Starting at the first entry below, repeat all the data word for word and drop the pictures.

┌────────

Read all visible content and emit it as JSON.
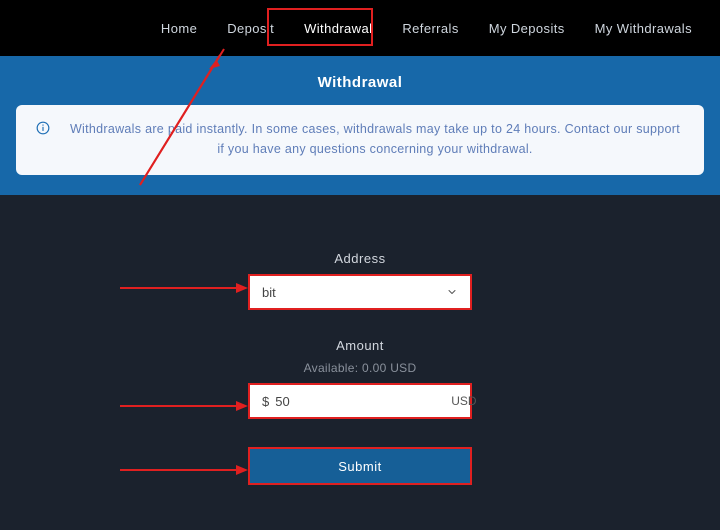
{
  "nav": {
    "items": [
      {
        "label": "Home"
      },
      {
        "label": "Deposit"
      },
      {
        "label": "Withdrawal"
      },
      {
        "label": "Referrals"
      },
      {
        "label": "My Deposits"
      },
      {
        "label": "My Withdrawals"
      }
    ],
    "active_index": 2
  },
  "banner": {
    "title": "Withdrawal",
    "info": "Withdrawals are paid instantly. In some cases, withdrawals may take up to 24 hours. Contact our support if you have any questions concerning your withdrawal."
  },
  "form": {
    "address": {
      "label": "Address",
      "selected": "bit"
    },
    "amount": {
      "label": "Amount",
      "available": "Available: 0.00 USD",
      "prefix": "$",
      "value": "50",
      "unit": "USD"
    },
    "submit_label": "Submit"
  }
}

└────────

Answer below:
Read all visible content and emit it as JSON.
{
  "nav": {
    "items": [
      {
        "label": "Home"
      },
      {
        "label": "Deposit"
      },
      {
        "label": "Withdrawal"
      },
      {
        "label": "Referrals"
      },
      {
        "label": "My Deposits"
      },
      {
        "label": "My Withdrawals"
      }
    ],
    "active_index": 2
  },
  "banner": {
    "title": "Withdrawal",
    "info": "Withdrawals are paid instantly. In some cases, withdrawals may take up to 24 hours. Contact our support if you have any questions concerning your withdrawal."
  },
  "form": {
    "address": {
      "label": "Address",
      "selected": "bit"
    },
    "amount": {
      "label": "Amount",
      "available": "Available: 0.00 USD",
      "prefix": "$",
      "value": "50",
      "unit": "USD"
    },
    "submit_label": "Submit"
  }
}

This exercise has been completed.